1. In a distributed computer system including a multi-processing central processor for concurrently executing a plurality of processes, and a man-machine interface including event registration and display facilities and connected to said central processor by a message pathway interposing indeterminate length message passing delays between said central processor and said man-machine interface, a method for controlling an echo of an application process executing in said central processor to user-initiated actions at said man-machine interface, the user-initiated actions requiring a direct, user-discernible response by the application process within bounded response time, said method comprising the execution by said computer system of the following steps:
- providing selection from said man-machine interface of an application process to be executed;
- extracting from said application process those processes which provide substantially immediate, user-discernible echo responses within bounded response times;
- locating the extracted processes in proximity to said event registration and display support facilities;
- providing input parameters for said application process from said event registration facility, said input parameters including first parameters indicative of a use of said event registration facility requiring a substantially immediate, user-discernible echo response to said use by said display support facility, and computation parameters indicative of user actions requiring computation by said application process;
- passing said input parameters from the event registration facility to the extracted processes within the first interval;
- ascertaining by means of the extracted processes and in response to said first parameters, said substantially immediate, user-discernible echo response within a second interval;
- passing said first parameters from the extracted processes to the display support facility for provision of said substantially immediate, user-discernible echo response within a third interval by said display support facility; and

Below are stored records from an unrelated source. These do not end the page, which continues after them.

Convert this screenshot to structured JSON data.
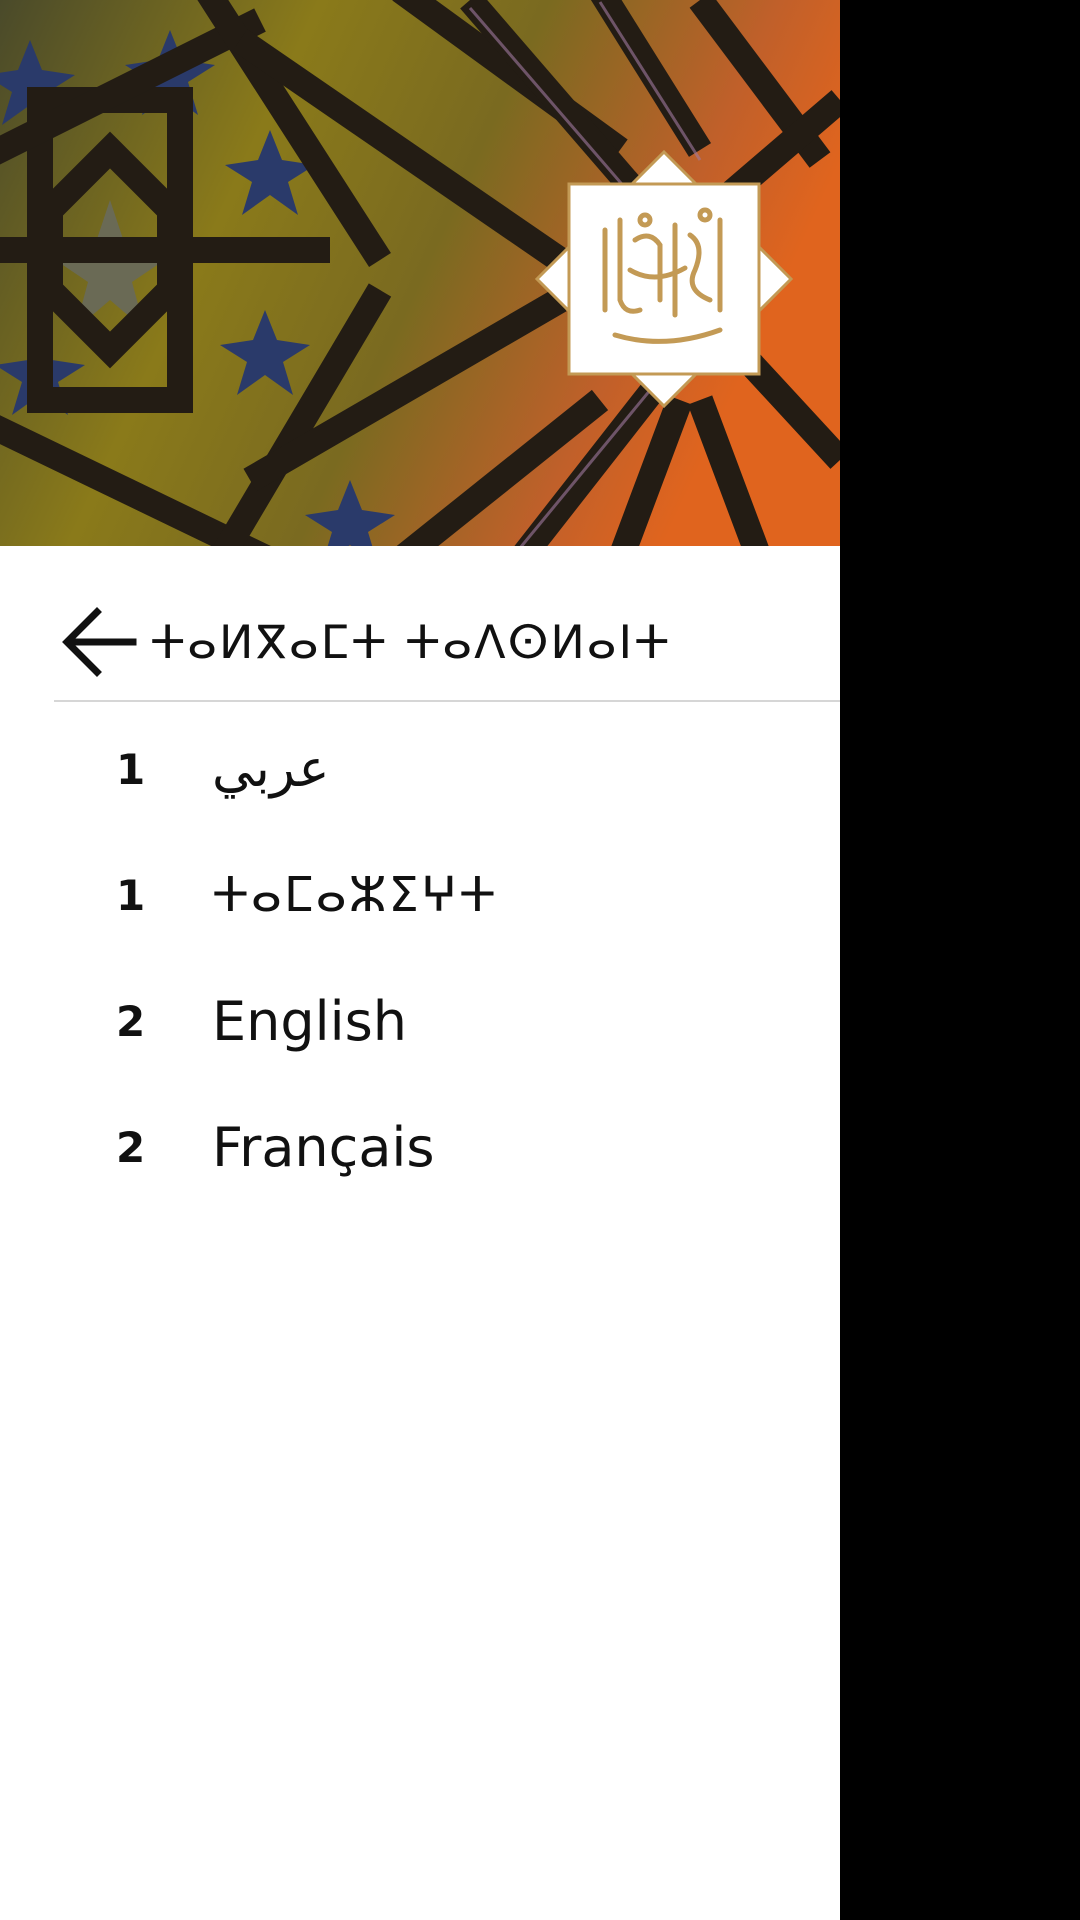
{
  "drawer": {
    "title": "ⵜⴰⵍⴳⴰⵎⵜ ⵜⴰⴷⵙⵍⴰⵏⵜ",
    "back_icon": "arrow-left-icon",
    "header_logo": "quran-calligraphy-logo"
  },
  "languages": [
    {
      "number": "1",
      "label": "عربي"
    },
    {
      "number": "1",
      "label": "ⵜⴰⵎⴰⵣⵉⵖⵜ"
    },
    {
      "number": "2",
      "label": "English"
    },
    {
      "number": "2",
      "label": "Français"
    }
  ],
  "colors": {
    "drawer_bg": "#ffffff",
    "scrim": "#000000",
    "text": "#111111",
    "divider": "#d6d6d6",
    "logo_gold": "#c39a55"
  }
}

- passing said computation parameters from the extracted processes to the application process by way of said message pathway.

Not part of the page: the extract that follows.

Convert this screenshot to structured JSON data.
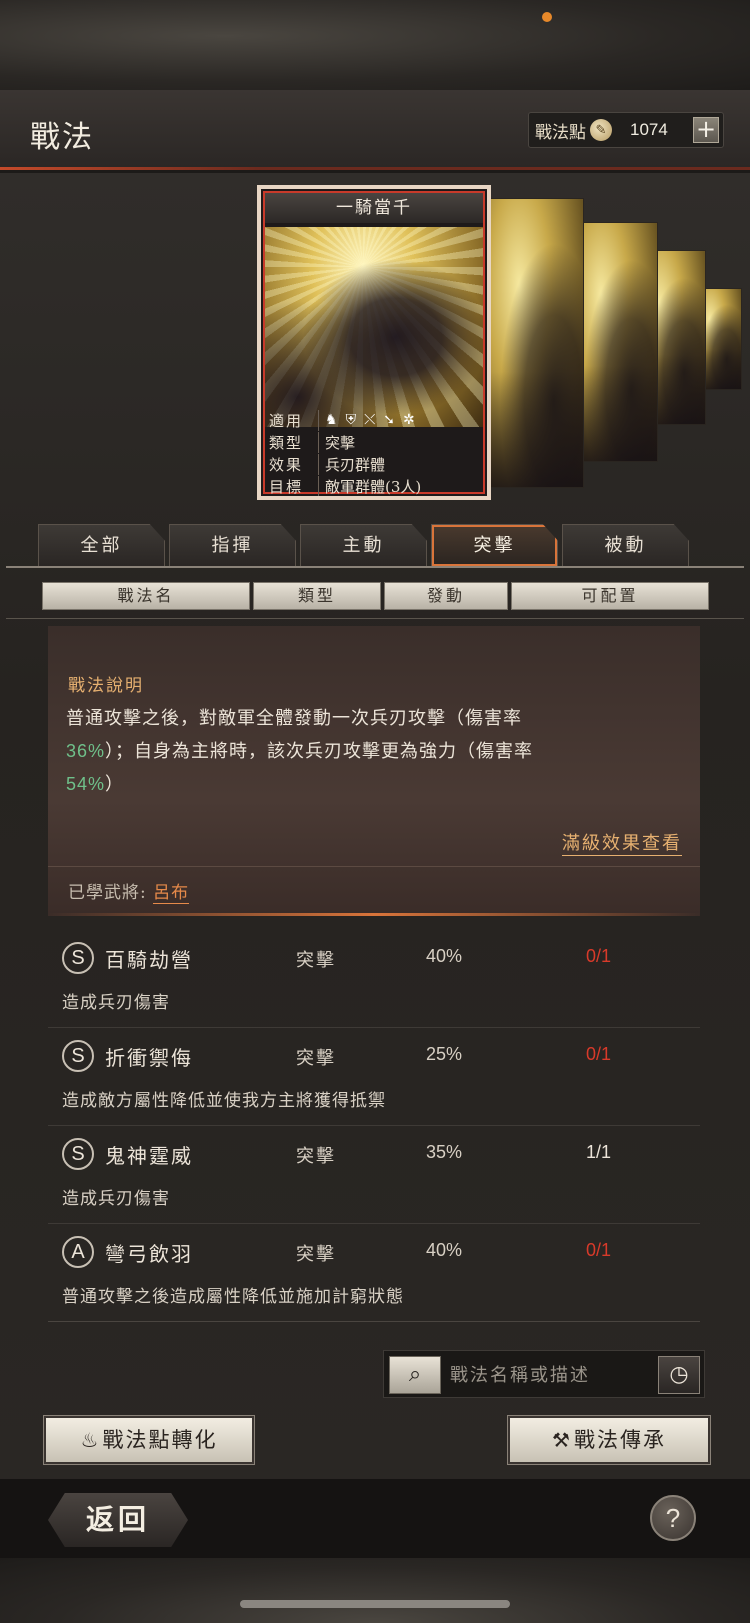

2. The method of claim 1, further including receiving a response to said computation parameters from said application process at said event registration facility and displaying a command prompt at said display support facility in reaction to said response.

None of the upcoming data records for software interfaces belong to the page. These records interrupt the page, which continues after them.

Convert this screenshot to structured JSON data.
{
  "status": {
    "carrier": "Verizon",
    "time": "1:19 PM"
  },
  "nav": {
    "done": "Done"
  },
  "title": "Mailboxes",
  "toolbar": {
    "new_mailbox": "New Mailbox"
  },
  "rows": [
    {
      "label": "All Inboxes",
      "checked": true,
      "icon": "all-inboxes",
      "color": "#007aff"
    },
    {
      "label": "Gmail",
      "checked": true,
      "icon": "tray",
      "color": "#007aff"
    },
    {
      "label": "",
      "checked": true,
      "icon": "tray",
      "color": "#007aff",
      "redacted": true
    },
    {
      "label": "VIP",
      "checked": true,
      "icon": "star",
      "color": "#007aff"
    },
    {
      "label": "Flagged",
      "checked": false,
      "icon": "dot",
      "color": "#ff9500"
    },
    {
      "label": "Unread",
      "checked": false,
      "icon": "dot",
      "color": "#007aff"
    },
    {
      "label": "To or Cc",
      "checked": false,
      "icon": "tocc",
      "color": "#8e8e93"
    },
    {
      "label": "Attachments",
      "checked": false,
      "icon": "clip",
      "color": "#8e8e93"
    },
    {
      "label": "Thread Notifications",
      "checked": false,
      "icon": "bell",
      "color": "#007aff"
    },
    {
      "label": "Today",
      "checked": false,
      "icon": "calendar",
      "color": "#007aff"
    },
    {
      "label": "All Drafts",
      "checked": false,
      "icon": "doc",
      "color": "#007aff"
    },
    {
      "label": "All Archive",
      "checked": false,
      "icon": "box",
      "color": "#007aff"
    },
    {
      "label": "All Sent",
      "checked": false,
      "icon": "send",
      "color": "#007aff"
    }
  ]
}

3. The method of claim 1, wherein said first parameters indicate movement of a cursor on said display support facility.
4. The method of claim 1, wherein said first parameters indicate entry of a character at said event registration facility.
5. The method of claim 1, wherein said first parameters indicate entry of a command at said event registration facility.
6. The method of claim 2, wherein said first parameters indicate movement of a cursor on said display support facility, entry of a character at said event registration facility, or entry of a command at said event registration facility.
|4078249||March 7, 1978||Lelke et al.|
|4114027||September 12, 1978||Slater et al.|
|4394649||July 19, 1983||Suchoff et al.|
|4410940||October 18, 1983||Carlson et al.|
|4423316||December 27, 1983||Sams et al.|
|4460960||July 17, 1984||Anderson et al.|
|4513391||April 23, 1985||Maddock|
|4586035||April 29, 1986||Baker et al.|
|4589068||May 13, 1986||Heinen, Jr.|
|4623964||November 18, 1986||Getz et al.|
|4633430||December 30, 1986||Cooper|
|4649533||March 10, 1987||Chorley et al.|
- Fundamentals of Interactive Computer Graphics by James D. Foley, Addison-Wesley Publishing Company, 1984, pp. 54-57 and 218-225. "The X Window System" by Robert W. Scheifler and Jim Gettys, ACM Transactions on Graphics, vol. 5, No. 2, Apr. 1986, pp. 79-109. "An Introduction to Operating Systems" by Harvey M. Deitel, pp. 101-117.
International Classification: G06F 1342; G06F 314;